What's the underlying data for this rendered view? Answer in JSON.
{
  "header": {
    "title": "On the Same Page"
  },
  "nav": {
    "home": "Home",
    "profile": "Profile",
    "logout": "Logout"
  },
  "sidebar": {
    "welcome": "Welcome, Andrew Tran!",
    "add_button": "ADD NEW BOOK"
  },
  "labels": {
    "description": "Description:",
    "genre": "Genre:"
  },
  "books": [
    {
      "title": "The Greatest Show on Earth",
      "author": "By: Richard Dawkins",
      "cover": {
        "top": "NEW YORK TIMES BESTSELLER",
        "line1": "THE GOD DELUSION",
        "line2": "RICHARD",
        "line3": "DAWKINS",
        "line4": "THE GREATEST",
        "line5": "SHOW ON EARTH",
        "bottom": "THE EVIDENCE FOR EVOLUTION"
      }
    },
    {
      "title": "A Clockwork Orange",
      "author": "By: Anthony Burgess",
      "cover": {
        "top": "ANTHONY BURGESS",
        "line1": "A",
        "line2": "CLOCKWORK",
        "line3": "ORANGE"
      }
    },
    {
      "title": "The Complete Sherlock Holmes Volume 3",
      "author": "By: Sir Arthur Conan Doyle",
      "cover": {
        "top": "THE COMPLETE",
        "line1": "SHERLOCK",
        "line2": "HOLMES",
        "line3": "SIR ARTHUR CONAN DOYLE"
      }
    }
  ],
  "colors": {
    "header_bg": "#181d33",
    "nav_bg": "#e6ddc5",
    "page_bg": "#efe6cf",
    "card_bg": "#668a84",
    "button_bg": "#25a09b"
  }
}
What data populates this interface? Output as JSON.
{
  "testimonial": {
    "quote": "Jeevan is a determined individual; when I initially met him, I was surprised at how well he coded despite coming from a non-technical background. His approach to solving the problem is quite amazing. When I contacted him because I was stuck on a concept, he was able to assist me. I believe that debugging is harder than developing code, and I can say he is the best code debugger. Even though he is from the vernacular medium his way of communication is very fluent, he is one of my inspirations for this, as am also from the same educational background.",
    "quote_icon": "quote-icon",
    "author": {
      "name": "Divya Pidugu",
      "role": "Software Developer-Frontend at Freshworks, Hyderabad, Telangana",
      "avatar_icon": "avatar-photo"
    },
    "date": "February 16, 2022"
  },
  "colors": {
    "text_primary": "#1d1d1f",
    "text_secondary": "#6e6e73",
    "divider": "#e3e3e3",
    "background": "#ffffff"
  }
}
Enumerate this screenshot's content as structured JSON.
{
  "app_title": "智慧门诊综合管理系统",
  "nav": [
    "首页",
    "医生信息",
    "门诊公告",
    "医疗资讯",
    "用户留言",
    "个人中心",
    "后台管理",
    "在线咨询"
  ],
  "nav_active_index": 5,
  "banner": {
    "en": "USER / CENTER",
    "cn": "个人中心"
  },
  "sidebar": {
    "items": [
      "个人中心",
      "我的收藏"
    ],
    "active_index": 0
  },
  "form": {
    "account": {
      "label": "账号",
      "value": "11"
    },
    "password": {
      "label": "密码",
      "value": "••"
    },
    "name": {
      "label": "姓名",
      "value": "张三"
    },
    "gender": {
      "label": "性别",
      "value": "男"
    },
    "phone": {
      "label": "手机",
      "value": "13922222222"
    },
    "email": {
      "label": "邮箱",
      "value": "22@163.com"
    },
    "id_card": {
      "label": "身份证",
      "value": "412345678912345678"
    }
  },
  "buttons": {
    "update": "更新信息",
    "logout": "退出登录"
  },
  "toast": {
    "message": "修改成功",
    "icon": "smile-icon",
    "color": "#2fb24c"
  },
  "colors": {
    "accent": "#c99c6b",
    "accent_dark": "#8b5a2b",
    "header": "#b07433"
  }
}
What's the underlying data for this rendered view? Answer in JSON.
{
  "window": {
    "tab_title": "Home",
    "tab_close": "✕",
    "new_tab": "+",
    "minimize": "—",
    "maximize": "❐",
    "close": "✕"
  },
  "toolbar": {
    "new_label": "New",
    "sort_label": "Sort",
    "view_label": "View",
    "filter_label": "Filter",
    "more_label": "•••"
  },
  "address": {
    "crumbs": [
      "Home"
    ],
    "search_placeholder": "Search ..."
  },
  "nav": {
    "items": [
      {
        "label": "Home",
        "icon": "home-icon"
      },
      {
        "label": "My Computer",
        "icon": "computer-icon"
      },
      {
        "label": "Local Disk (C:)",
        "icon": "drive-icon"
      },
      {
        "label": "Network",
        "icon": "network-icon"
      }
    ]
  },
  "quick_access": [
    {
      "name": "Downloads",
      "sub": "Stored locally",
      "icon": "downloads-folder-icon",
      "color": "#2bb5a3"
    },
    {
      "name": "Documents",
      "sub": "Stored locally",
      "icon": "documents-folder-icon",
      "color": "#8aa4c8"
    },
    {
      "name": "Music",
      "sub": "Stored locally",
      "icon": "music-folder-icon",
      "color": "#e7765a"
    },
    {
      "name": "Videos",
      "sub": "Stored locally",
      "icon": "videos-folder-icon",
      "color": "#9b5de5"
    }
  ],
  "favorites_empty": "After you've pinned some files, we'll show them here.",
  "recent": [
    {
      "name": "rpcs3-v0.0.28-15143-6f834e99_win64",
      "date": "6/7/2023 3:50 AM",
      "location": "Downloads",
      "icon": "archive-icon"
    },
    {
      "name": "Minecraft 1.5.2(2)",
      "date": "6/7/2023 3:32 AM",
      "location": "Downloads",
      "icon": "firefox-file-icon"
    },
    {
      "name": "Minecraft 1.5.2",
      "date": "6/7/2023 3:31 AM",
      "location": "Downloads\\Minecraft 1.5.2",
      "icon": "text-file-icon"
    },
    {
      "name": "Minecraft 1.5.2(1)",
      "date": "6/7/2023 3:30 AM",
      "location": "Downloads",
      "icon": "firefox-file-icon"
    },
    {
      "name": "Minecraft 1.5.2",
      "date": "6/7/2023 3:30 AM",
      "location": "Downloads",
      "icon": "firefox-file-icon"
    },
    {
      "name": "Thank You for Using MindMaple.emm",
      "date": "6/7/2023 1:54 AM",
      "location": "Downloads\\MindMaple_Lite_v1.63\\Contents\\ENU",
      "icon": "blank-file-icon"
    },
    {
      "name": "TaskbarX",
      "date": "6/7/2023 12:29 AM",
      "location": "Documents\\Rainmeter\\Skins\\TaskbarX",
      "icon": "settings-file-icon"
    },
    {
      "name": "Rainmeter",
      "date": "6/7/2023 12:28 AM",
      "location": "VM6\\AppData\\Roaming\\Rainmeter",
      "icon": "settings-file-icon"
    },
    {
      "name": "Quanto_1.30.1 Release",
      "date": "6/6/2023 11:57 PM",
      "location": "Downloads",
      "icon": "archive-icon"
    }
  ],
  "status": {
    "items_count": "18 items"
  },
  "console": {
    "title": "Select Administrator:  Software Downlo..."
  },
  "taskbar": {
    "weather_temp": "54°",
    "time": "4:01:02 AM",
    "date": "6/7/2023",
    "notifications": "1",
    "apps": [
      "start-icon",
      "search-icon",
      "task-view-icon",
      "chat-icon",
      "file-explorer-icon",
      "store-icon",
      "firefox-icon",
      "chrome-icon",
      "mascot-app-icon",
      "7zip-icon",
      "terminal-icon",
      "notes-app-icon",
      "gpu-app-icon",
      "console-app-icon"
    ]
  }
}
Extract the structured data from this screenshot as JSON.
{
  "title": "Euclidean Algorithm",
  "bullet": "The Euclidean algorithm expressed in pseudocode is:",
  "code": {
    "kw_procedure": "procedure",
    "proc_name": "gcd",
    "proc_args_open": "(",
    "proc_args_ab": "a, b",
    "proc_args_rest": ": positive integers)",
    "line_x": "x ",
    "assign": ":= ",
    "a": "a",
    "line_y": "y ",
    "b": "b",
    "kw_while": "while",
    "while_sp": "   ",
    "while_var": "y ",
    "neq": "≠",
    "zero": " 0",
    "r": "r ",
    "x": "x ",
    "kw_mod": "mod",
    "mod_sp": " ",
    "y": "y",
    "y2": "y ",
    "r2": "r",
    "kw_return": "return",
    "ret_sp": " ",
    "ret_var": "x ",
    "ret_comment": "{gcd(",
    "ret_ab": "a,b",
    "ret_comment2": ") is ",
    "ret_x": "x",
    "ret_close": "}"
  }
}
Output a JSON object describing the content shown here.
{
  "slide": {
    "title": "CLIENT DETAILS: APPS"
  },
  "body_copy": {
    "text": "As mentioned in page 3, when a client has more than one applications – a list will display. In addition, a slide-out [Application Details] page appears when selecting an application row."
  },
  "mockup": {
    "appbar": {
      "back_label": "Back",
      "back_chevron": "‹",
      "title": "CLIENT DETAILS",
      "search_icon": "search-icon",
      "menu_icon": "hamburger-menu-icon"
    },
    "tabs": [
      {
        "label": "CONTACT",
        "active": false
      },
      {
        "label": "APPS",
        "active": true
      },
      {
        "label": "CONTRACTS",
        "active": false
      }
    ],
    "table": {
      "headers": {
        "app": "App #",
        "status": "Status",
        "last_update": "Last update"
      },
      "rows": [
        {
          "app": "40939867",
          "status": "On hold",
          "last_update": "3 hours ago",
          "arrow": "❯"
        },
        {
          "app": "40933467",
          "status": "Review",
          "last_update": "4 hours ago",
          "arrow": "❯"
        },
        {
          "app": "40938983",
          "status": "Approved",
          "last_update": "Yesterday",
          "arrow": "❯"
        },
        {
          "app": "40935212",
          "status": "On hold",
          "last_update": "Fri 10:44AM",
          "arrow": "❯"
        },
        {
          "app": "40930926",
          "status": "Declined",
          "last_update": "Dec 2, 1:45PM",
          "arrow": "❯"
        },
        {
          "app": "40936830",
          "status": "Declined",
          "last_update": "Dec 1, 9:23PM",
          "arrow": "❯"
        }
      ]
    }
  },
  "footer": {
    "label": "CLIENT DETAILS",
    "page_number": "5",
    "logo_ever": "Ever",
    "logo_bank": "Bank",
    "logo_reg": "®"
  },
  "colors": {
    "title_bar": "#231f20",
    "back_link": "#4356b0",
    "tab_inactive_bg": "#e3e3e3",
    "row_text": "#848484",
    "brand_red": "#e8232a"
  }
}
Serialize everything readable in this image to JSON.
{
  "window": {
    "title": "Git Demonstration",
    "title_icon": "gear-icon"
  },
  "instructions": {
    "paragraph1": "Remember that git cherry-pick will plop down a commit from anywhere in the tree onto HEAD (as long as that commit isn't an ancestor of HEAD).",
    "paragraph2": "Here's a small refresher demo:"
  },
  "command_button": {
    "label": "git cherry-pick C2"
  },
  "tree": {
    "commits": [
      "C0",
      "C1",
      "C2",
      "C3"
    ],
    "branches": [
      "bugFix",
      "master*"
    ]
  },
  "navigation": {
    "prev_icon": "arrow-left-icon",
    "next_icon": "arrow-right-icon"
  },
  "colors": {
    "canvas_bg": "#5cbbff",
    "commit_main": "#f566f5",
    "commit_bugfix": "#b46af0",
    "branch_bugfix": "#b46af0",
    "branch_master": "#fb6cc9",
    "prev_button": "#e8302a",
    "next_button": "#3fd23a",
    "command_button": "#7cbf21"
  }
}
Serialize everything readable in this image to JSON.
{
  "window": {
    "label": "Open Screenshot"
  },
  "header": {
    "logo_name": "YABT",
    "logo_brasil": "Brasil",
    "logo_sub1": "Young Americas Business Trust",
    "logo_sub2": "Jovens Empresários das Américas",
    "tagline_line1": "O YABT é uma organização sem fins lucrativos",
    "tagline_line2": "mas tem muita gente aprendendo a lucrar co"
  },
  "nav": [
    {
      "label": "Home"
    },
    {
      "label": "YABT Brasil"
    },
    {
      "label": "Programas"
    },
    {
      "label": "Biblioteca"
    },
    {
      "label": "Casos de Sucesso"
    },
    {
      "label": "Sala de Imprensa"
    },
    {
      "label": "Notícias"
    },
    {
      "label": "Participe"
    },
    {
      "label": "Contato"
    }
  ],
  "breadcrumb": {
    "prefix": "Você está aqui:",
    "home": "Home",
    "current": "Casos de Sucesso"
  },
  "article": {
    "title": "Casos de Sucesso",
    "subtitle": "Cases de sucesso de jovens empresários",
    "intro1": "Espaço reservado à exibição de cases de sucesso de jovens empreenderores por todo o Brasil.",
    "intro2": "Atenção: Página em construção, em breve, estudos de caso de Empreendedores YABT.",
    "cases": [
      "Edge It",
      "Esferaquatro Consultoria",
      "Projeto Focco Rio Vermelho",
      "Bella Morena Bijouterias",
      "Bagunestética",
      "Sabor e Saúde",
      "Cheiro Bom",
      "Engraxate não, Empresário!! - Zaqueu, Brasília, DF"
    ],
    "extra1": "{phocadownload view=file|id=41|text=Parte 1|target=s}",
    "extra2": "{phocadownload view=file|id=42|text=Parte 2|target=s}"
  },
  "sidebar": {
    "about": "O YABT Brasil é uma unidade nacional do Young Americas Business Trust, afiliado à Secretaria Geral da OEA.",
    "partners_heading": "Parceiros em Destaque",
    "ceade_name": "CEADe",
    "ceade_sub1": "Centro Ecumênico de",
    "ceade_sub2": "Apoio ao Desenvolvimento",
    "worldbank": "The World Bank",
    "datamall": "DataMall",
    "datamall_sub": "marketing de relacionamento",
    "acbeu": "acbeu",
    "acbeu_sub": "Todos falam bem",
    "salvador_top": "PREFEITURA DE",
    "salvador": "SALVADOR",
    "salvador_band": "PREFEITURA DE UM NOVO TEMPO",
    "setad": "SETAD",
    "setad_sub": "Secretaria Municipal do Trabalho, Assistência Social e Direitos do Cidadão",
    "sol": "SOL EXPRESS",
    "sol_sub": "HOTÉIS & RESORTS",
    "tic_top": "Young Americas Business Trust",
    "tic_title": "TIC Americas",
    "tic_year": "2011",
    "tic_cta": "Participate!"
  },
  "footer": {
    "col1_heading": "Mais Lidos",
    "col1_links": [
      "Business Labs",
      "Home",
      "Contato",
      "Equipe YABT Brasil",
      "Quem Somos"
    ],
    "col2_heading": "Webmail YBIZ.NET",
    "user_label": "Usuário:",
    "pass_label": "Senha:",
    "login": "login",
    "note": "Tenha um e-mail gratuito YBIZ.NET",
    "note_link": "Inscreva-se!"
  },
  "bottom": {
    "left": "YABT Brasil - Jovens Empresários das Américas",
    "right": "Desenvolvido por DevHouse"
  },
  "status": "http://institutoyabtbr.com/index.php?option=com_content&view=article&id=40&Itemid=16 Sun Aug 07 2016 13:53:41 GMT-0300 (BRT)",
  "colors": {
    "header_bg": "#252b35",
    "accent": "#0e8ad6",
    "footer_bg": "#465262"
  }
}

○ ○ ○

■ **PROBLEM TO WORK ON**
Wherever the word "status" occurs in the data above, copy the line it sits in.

■ **ANSWER BOX**
  "status": {
        "status": "Status",
          "status": "On hold",
          "status": "Review",
          "status": "Approved",
          "status": "On hold",
          "status": "Declined",
          "status": "Declined",
  "status": "http://institutoyabtbr.com/index.php?option=com_content&view=article&id=40&Itemid=16 Sun Aug 07 2016 13:53:41 GMT-0300 (BRT)",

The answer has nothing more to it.